Yordenis Ugás beat Manny Pacquiao by unanimous decision to retain his WBA welterweight title in what some observers speculated could be the Philippine senator’s final fight, ending a legendary boxing career.
After an unimpressive performance in his return on Saturday night from the longest layoff of his quarter-century in professional boxing, Pacquiao said he has not decided whether he will fight again.
He also would not confirm whether he will enter the Philippines’ presidential race, as is widely expected. He intends to make an announcement next month.
“That’s boxing,” a deflated Pacquiao said afterwards. “I had a hard time in the ring making adjustments. My legs were tight. I’m sorry I lost tonight, but I did my best.”
It was a sweet victory for Ugás, who had been awarded the WBA title after Pacquiao was stripped of the belt by the sanctioning body earlier this year for inactivity.

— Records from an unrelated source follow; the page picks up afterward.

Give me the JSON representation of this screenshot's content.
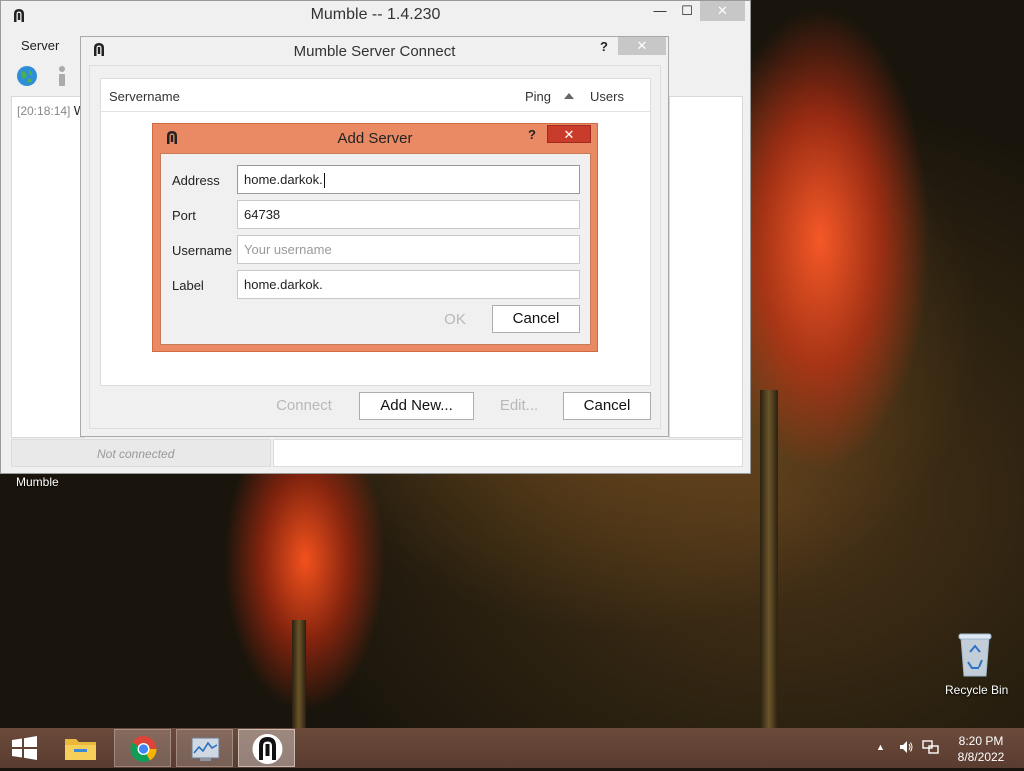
{
  "main_window": {
    "title": "Mumble -- 1.4.230",
    "menu_server": "Server",
    "log_time": "[20:18:14]",
    "log_text": "W",
    "status_text": "Not connected",
    "minimize": "—",
    "maximize": "☐",
    "close": "✕"
  },
  "connect_dialog": {
    "title": "Mumble Server Connect",
    "help": "?",
    "close": "✕",
    "columns": [
      "Servername",
      "Ping",
      "Users"
    ],
    "buttons": {
      "connect": "Connect",
      "add_new": "Add New...",
      "edit": "Edit...",
      "cancel": "Cancel"
    }
  },
  "add_server_dialog": {
    "title": "Add Server",
    "help": "?",
    "close": "✕",
    "fields": {
      "address": {
        "label": "Address",
        "value": "home.darkok."
      },
      "port": {
        "label": "Port",
        "value": "64738"
      },
      "username": {
        "label": "Username",
        "placeholder": "Your username"
      },
      "label": {
        "label": "Label",
        "value": "home.darkok."
      }
    },
    "buttons": {
      "ok": "OK",
      "cancel": "Cancel"
    }
  },
  "desktop": {
    "mumble_label": "Mumble",
    "recycle_bin_label": "Recycle Bin"
  },
  "taskbar": {
    "items": [
      "start-icon",
      "file-explorer-icon",
      "chrome-icon",
      "system-monitor-icon",
      "mumble-icon"
    ],
    "time": "8:20 PM",
    "date": "8/8/2022"
  },
  "colors": {
    "add_server_frame": "#e98a64",
    "add_server_close": "#c93b2b",
    "taskbar": "#5a3c30"
  }
}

“My best wasn’t good enough tonight, no excuses. I wanted to fight for the title in the ring and tonight the champion is named Ugas,” said Pacquiao. “I’ve done a lot for boxing and boxing has done a lot for me. I look forward to spending time with my family and thinking about my future in boxing.”
Ugás (27-4) seized his opportunity as the late injury replacement for Errol Spence Jr, frustrating Pacquiao (67-8-2) throughout what might be the final fight of the 42-year-old Philippine senator’s career.
T-Mobile Arena appeared sold out and the crowd of 17,438 was vocally behind its Filipino hero. Even after a lengthy layoff in the last stages of his career, Pacquiao remains a surefire draw and a bankable star in a sport lacking both at its highest levels.
The 35-year-old Ugás threw far fewer punches than Pacquiao, but his blows were more precise and more effective. Pacquiao struggled to get inside on Ugás’ effective jab, while Ugás landed his right hand to increasing effect in the later rounds.
Two judges scored it 116-112 for Ugás, and a third had it 115-113.
The victory was the culmination of a lengthy journey for Ugás, who defected from Cuba two years after winning a bronze medal in the Beijing Olympics.
Ugás quit boxing for two years midway through the last decade, but recovered his career and capitalised on this unexpected shot against one of the greatest fighters of this era, earning his 12th victory in 13 fights.
“He’s a great competitor, but I came in here to show I am the champion of the WBA,” Ugás said through a translator. “A lot of respect for him, but I won this fight.”
Ugás had a clear game plan despite the short notice, working hard in the early rounds with an effective jab and body shots. Pacquiao was more aggressive and occasionally got the crowd to its feet with combinations, but he did not immediately find a consistent way to get inside the jab.
Ugás’s confidence grew in the middle rounds, and he responded to some action at the seventh-round bell with a defiant shimmy-shake of his shoulders in Pacquiao’s direction.
Pacquiao threw roughly twice as many punches as Ugás for long stretches, but Ugás showed off his defence and precision against the Filipino’s activity.
Pacquiao caught Ugás with a combination in the 10th round and knocked him back as the crowd rose in excitement, but Ugás recovered and rallied with big shots.
The defeat is almost certain to renew doubts about Pacquiao’s future in the sport he has graced through 72 fights spanning 26 years since 1995.